Amid high pressure from International Monetary Fund (IMF) to reduce bad loans to a minimal level, non-performing loans (NPLs) in the country’s banking sector hit Tk 1,20,656 crore at the end of December last year.
According to industry insiders and experts, this has happened mainly due to the partial withdrawal of the relaxed loan repayment facilities.
Bad loans rose by Tk 17,383 crore in the past year as the NPLs were at Tk 1,03,273.78 crore at the end of December 2021, as per the latest data of Bangladesh Bank (BB).
Industry insiders said that borrowers enjoyed easy loan repayment facilities in 2020 and 2021 due to the Covid-19 pandemic but since those facilities have lifted, this has impacted the bad loans.
They said that some borrowers are now facing difficulties to repay the loans due to the ongoing stress on the economy. There are also some borrowers who are not repaying the loans willingly.
A senior BB official told The Business Post that borrowers were allowed to avoid being classified as a defaulter if they did not clear their payable instalments in 2020 and 2021 due to the pandemic.
As a result, the defaulted loans did not rise drastically but the easy loan repayment facility has ended now. However, borrowers enjoyed partial loan repayment facilities last year.
NPLs accounted for 8.16 per cent of the total disbursed loans, which was at Tk 14,77,788.76 crore at the end of December last year.
NPLs decreased by Tk 13,739.56 crore in the December quarter compared with the September quarter of last year.
NPLs in the banking sector were historically high at Tk 1,34,396 crore at the end of September last year.
No actual recovery
“There are a handful of banks that are now recovering some through loan rescheduling. But apart from that, there is no actual recovery from the borrowers now,” said Jamuna Bank Managing Director (MD) and CEO Mirza Elias Uddin Ahmed.
He said that the bad loans slightly fell in the December quarter compared to the September quarter due to the growing number of loans rescheduled by lenders.
A large number of banks rescheduled their bad loans at the yearend period aiming to clean their balance sheet, he added.
The senior banker also said that the upcoming days are hugely uncertain as the economy is facing several difficulties due to the Russia-Ukraine war.
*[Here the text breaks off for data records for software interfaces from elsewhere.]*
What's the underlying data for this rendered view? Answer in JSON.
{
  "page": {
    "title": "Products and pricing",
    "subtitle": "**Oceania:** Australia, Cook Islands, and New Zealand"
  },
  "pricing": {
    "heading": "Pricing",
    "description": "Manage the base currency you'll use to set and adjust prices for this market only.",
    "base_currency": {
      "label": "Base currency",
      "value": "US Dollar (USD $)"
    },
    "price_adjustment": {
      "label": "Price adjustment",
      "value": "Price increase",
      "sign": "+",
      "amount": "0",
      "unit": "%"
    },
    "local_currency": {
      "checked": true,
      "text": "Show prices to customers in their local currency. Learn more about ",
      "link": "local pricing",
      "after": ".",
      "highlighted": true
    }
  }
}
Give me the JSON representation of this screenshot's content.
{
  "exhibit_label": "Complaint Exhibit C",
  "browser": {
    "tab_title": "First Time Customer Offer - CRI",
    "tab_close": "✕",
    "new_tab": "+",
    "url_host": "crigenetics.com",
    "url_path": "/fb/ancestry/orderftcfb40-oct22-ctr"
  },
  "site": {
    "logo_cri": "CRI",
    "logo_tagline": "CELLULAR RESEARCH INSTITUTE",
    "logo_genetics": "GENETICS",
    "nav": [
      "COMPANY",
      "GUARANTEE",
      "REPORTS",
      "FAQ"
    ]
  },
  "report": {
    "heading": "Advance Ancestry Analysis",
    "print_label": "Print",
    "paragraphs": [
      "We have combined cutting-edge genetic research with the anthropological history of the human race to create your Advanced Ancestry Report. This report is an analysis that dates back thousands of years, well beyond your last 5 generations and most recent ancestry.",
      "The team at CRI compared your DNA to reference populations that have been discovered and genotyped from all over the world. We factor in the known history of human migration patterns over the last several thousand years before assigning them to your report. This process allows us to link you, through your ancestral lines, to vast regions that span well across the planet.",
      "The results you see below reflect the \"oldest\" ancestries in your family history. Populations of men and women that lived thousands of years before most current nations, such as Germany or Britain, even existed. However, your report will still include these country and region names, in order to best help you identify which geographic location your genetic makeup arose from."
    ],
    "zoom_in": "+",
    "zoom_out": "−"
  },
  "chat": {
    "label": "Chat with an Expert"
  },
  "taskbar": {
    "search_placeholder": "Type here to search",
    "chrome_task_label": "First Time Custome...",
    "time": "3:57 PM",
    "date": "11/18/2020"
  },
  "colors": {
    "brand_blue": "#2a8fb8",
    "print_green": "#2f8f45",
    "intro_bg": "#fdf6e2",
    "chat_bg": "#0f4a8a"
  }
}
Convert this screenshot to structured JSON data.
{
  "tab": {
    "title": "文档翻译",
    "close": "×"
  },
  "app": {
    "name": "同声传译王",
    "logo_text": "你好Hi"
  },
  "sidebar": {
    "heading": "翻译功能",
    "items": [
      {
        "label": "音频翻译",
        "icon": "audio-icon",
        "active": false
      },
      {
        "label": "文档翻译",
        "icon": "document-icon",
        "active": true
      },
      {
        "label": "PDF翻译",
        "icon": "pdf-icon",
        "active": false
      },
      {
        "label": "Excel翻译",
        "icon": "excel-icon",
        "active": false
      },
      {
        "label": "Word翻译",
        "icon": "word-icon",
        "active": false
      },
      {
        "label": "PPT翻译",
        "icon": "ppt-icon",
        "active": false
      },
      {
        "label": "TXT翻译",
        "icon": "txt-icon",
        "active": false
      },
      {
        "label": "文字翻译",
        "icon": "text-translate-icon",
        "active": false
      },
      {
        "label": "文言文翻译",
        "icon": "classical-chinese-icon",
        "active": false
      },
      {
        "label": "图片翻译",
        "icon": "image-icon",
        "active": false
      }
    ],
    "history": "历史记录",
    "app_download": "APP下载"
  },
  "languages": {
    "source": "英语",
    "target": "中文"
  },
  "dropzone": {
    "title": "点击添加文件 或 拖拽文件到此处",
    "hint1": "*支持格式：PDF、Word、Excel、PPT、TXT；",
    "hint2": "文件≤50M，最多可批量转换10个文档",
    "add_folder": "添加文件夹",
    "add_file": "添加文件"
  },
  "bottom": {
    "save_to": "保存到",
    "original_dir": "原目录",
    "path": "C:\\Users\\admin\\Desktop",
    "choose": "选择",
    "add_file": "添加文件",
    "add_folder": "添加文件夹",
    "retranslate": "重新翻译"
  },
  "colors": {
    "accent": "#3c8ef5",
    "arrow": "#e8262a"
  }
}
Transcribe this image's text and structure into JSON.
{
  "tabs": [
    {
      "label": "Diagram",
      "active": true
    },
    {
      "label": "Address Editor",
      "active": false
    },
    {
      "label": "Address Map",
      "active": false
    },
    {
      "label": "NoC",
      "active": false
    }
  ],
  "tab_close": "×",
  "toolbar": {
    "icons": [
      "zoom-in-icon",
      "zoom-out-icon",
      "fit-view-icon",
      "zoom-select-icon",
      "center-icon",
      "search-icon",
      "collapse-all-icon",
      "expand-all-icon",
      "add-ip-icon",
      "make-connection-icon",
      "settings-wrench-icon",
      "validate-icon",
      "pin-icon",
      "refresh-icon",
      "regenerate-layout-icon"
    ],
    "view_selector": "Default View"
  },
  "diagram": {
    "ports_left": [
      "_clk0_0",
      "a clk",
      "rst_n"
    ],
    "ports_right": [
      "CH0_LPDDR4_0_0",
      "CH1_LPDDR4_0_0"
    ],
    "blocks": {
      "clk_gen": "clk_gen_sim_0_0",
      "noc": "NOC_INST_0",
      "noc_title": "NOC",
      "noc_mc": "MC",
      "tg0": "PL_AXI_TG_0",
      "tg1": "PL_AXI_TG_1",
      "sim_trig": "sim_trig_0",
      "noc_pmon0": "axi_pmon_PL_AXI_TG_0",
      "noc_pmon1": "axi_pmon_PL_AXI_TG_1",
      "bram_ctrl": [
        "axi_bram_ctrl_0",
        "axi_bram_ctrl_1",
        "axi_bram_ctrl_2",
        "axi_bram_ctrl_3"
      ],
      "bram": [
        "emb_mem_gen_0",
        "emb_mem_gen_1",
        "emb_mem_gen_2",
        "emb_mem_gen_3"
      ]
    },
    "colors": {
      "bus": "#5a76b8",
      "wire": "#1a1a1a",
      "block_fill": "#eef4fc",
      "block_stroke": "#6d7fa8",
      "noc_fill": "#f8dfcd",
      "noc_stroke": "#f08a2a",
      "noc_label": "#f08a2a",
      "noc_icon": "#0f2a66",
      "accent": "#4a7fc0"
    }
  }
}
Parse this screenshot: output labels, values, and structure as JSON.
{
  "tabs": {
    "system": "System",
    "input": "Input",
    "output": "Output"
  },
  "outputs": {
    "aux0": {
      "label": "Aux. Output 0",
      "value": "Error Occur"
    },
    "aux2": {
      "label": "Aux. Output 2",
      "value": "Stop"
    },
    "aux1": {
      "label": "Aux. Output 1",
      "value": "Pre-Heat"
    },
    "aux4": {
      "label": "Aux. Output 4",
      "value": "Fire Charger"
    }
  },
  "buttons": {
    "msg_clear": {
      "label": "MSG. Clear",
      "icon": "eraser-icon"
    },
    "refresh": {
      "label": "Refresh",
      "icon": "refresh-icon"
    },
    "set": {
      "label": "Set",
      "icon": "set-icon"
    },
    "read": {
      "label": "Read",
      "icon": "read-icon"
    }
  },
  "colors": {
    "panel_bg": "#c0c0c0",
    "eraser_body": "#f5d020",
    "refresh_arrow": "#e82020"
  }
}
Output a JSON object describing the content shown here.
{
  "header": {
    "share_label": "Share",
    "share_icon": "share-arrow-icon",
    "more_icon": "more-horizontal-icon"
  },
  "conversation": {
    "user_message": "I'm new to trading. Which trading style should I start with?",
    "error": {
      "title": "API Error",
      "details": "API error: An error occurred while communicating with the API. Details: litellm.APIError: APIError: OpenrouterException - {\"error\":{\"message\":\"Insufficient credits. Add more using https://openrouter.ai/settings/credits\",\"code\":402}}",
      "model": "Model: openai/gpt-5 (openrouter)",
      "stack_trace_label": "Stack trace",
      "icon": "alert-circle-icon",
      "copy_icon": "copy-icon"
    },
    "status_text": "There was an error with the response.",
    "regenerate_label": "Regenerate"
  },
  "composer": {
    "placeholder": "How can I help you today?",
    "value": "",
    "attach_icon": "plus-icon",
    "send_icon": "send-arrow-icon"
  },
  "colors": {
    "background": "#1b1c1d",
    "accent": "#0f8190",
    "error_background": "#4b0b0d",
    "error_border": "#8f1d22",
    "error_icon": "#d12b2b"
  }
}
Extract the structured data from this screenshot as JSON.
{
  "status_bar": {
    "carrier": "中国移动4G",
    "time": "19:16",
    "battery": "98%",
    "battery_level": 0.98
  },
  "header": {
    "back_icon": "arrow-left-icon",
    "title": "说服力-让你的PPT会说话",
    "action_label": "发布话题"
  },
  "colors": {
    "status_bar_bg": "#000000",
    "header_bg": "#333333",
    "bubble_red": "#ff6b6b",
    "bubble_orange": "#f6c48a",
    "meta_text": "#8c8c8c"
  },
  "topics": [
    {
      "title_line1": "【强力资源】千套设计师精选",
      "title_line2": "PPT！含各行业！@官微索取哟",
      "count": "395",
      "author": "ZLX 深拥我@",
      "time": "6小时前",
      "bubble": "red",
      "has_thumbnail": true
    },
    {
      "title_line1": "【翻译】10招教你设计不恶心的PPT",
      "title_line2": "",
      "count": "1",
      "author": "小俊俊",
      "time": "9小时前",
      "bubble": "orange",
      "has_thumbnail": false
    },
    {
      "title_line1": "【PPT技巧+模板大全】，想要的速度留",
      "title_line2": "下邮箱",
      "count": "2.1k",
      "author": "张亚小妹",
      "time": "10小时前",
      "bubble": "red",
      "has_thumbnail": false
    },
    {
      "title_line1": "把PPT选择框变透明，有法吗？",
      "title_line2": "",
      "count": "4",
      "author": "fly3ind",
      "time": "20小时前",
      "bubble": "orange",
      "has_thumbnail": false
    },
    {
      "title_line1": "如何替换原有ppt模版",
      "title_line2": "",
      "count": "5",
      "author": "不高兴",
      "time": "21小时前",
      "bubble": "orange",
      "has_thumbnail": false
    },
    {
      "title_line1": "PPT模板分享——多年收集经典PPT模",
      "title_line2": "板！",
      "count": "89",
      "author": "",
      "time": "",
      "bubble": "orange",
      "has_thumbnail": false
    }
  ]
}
Businessmen are also struggling because of the US dollar crisis.
Of the total NPLs in the banking sector, state-run banks’ bad loans stood at Tk 56,460 crore or 20.28 per cent of the loans they disbursed, and private commercial banks are at Tk 56,438.66 crore or 5.13 per cent of the loans they disbursed.
Foreign banks’ NPLs stood at Tk 3,048 crore or 4.91 per cent of their disbursed loans and specialised banks’ stood at Tk 4,709 crore or 12.80 per cent of the loans they disbursed.
Provision shortfalls in banks
At the end of December 2022, the country’s banks faced Tk 11,009.29 crore as provision shortfall due to their growing bad loans, according to BB data.
State-run banks faced Tk 8,828.09 crore as provision shortfall while the amount for private commercial banks was Tk 2,745.98 crore.
As per banking rules, banks have to keep 0.5 to 5 per cent of their operating profits as a provision against general category loans; 20 per cent against classified loans of substandard category; 50 per cent against classified loans of doubtful category; and 100 per cent against classified loans of bad or loss category.
Govt to meet IMF conditions
According to officials concerned, the government plans to take several initiatives to reduce the growing number of NPLs to meet the conditions of the International Monetary Fund (IMF).
Recently, IMF approved a $4.7 billion loan for Bangladesh to support its economy but the country will have to meet some conditions imposed by the global lender.
At a recent meeting with IMF, the government promised that it will reduce the number of bad loans. As part of that, the government plans to reduce bad loans of state-run banks to 10 per cent and private banks to 5 per cent.
At present, the bad loans of state-run banks are at 20.28 per cent and private banks’ NPLs at 5.13 per cent, as per BB data.